(Component data from apps and pages)
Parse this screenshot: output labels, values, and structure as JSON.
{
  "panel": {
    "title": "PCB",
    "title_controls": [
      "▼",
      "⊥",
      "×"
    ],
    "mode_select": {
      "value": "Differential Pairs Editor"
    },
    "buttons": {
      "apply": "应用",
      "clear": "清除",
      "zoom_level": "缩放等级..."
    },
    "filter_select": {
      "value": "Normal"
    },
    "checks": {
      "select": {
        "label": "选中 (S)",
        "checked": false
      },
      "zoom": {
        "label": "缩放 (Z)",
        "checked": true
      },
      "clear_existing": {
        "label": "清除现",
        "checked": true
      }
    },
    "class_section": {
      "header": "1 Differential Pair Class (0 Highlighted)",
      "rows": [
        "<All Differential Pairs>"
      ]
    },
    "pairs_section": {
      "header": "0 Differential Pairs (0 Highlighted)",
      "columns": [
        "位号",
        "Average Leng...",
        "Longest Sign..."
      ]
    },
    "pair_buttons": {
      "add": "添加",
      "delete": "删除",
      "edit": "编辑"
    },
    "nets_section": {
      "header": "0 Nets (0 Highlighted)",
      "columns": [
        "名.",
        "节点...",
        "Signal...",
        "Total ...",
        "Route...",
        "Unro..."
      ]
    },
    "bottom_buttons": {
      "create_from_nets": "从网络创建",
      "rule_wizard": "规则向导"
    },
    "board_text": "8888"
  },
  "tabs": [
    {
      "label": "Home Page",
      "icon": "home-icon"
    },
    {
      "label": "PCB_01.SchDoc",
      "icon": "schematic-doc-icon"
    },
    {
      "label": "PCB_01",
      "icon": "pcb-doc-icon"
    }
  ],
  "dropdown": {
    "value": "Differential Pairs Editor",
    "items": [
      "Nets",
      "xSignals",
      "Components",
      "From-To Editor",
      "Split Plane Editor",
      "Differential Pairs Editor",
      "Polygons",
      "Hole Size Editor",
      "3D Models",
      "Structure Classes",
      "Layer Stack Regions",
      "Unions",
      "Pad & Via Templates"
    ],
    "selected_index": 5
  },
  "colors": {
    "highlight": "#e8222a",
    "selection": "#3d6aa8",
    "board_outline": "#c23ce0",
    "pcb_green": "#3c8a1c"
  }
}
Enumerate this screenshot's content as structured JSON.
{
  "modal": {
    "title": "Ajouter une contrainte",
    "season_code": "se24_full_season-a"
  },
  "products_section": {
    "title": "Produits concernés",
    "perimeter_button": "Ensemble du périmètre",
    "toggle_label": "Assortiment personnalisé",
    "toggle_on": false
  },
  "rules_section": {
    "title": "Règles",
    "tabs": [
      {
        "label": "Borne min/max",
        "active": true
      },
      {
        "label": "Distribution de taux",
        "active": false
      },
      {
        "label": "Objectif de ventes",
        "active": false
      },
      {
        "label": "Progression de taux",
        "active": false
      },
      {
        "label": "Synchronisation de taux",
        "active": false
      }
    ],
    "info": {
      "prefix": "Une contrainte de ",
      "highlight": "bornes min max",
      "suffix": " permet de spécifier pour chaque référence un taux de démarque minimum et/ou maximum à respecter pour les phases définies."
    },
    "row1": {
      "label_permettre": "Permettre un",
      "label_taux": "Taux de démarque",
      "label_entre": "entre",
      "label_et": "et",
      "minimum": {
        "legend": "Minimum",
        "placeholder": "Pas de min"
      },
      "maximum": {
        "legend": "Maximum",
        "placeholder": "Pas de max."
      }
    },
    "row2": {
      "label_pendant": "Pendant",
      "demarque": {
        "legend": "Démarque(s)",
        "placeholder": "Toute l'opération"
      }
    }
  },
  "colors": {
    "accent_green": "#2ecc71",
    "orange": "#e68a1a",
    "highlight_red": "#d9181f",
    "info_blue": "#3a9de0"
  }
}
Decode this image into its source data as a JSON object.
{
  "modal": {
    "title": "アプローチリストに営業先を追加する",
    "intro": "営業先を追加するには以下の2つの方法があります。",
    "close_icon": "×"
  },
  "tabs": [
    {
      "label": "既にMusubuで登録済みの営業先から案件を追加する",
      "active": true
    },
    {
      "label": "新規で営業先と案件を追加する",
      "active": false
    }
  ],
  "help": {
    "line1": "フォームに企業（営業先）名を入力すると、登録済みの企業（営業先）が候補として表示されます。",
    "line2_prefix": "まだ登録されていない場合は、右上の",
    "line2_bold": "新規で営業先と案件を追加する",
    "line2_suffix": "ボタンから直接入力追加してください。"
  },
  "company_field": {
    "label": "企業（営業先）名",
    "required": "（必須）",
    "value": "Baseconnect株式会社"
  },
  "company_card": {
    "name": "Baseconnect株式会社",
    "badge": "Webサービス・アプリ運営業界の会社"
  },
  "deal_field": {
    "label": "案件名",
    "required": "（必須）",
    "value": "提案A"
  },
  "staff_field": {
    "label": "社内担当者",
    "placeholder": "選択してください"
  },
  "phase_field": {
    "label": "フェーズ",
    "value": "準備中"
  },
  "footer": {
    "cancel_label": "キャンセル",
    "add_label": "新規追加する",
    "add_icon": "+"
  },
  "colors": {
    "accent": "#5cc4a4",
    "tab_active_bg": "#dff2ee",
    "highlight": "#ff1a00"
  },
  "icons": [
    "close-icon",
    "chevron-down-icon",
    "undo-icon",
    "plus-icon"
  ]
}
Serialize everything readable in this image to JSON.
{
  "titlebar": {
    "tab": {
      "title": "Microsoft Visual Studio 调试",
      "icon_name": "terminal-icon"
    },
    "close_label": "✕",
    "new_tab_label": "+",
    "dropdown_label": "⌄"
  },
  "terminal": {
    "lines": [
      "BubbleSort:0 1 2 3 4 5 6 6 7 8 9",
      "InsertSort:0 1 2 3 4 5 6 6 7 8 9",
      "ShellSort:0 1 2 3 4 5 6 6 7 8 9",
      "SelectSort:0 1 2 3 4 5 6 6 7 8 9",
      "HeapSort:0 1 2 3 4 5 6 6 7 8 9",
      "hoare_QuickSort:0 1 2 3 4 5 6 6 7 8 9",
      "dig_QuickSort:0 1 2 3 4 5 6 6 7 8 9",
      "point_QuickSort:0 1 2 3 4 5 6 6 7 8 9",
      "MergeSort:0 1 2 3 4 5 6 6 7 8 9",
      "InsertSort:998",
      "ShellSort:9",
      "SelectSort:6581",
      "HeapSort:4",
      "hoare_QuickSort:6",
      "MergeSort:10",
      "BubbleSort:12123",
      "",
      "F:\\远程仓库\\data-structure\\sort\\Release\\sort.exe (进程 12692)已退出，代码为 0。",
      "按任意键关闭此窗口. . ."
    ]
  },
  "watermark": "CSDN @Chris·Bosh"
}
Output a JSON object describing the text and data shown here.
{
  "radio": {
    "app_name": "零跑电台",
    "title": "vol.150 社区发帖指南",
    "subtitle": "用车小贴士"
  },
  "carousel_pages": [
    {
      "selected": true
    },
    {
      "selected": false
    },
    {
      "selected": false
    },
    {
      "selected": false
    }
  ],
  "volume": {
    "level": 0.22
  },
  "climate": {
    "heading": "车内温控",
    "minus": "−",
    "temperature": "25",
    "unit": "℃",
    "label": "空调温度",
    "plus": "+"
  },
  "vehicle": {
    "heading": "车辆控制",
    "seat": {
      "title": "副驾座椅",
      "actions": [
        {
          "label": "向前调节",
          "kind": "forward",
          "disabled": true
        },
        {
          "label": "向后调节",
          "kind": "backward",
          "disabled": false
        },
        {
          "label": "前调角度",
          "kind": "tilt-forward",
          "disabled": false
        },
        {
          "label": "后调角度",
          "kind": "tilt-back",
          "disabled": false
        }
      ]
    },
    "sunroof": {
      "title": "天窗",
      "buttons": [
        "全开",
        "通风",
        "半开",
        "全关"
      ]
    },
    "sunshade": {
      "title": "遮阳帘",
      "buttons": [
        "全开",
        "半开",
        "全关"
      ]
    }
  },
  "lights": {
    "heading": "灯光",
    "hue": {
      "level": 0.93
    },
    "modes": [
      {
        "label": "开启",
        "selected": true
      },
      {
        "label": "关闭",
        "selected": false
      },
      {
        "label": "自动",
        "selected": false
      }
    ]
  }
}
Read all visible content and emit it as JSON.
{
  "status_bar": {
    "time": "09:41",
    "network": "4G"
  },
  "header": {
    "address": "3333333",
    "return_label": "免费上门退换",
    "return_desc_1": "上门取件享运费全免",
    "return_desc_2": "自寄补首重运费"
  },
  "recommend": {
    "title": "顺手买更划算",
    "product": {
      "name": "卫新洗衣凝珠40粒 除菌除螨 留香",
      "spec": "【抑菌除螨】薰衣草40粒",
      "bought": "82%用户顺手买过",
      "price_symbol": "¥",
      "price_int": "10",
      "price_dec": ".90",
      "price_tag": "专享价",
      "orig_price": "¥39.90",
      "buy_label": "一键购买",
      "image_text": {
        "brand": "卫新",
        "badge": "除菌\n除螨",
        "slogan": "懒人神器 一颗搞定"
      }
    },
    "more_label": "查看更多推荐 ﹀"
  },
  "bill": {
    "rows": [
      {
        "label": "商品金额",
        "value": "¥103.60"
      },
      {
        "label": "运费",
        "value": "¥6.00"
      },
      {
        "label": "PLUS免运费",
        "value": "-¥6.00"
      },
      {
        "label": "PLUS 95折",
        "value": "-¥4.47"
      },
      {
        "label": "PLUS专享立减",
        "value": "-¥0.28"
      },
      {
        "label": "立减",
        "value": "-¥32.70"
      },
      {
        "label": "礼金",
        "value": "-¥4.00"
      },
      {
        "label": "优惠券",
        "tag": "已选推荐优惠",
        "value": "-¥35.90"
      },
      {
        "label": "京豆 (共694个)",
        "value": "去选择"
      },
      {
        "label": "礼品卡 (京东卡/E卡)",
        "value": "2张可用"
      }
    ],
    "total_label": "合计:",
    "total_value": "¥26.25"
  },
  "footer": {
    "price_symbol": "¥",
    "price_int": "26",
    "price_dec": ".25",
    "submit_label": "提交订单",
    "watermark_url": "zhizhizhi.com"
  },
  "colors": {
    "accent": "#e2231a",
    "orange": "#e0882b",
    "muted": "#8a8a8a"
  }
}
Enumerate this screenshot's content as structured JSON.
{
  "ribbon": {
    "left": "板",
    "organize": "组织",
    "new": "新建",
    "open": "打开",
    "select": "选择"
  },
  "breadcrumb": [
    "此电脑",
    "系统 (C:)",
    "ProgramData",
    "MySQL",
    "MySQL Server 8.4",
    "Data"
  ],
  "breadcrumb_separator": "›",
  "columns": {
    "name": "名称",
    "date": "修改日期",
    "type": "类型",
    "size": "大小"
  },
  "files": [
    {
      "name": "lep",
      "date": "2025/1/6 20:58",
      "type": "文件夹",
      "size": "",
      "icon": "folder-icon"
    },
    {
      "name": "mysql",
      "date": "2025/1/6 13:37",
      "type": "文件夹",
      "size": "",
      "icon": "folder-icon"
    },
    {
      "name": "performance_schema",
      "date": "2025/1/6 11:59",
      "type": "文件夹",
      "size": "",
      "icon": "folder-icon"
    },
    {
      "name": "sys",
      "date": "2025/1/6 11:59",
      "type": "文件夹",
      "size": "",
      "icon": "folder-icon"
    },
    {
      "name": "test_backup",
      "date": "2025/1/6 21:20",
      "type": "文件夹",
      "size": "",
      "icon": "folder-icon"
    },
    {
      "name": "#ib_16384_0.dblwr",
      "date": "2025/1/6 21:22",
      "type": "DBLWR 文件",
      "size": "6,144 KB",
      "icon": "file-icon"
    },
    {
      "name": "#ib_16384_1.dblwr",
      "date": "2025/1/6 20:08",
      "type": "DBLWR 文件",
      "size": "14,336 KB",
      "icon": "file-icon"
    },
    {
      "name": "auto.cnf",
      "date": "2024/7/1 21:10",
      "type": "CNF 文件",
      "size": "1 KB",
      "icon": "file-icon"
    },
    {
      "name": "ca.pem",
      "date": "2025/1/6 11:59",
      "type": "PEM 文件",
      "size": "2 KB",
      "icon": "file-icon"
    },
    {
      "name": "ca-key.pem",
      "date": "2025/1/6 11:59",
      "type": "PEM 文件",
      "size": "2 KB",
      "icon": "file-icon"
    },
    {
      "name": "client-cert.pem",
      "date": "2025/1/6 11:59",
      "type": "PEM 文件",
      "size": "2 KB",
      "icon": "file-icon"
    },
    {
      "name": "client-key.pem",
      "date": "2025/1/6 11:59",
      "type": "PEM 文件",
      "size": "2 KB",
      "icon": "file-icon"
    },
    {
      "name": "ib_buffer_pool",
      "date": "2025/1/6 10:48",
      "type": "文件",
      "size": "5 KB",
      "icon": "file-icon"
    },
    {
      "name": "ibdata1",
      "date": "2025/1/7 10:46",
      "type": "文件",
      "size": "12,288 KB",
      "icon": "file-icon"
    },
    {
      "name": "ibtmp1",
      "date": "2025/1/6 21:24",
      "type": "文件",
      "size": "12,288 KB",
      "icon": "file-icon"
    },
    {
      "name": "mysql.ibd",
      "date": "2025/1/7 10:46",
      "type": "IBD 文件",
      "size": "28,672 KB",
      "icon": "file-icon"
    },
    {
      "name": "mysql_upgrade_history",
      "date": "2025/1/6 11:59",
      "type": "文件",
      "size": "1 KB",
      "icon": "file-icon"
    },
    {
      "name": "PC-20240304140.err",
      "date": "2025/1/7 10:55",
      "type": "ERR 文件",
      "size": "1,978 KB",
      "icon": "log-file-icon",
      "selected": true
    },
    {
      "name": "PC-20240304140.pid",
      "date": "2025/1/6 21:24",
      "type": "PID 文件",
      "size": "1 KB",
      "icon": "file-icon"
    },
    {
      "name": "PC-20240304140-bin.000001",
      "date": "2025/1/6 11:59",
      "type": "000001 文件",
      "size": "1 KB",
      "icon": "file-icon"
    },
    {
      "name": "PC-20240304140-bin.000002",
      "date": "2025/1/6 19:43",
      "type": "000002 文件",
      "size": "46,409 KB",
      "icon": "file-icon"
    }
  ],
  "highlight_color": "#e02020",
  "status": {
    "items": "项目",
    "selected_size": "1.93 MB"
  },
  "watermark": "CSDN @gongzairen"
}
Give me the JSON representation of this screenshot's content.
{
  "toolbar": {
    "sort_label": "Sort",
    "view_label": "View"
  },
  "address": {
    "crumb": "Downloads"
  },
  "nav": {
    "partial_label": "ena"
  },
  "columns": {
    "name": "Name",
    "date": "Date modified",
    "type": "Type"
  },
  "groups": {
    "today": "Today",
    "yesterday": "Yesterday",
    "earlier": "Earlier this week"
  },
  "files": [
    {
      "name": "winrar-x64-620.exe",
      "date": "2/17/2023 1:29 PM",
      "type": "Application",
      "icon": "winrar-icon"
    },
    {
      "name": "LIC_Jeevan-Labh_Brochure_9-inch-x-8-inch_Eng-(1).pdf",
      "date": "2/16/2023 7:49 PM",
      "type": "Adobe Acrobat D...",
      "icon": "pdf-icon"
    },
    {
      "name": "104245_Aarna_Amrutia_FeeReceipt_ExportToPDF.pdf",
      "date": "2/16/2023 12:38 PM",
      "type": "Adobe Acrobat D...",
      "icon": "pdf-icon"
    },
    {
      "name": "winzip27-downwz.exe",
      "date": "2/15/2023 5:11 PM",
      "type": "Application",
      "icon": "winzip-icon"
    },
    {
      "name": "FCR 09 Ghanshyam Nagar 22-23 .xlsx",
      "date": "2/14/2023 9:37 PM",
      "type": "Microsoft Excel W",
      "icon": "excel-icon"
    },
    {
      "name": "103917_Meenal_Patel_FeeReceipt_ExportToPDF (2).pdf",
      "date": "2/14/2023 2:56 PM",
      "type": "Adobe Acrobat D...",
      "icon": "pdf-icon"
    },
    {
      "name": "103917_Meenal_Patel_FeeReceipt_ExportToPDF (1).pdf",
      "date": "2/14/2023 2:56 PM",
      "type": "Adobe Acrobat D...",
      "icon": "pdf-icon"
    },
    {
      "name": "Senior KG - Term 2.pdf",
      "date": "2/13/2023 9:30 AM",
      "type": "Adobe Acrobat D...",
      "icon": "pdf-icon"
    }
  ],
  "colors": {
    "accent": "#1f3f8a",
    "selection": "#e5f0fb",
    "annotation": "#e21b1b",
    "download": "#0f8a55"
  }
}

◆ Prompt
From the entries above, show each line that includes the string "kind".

◆ Written answer
          "kind": "forward",
          "kind": "backward",
          "kind": "tilt-forward",
          "kind": "tilt-back",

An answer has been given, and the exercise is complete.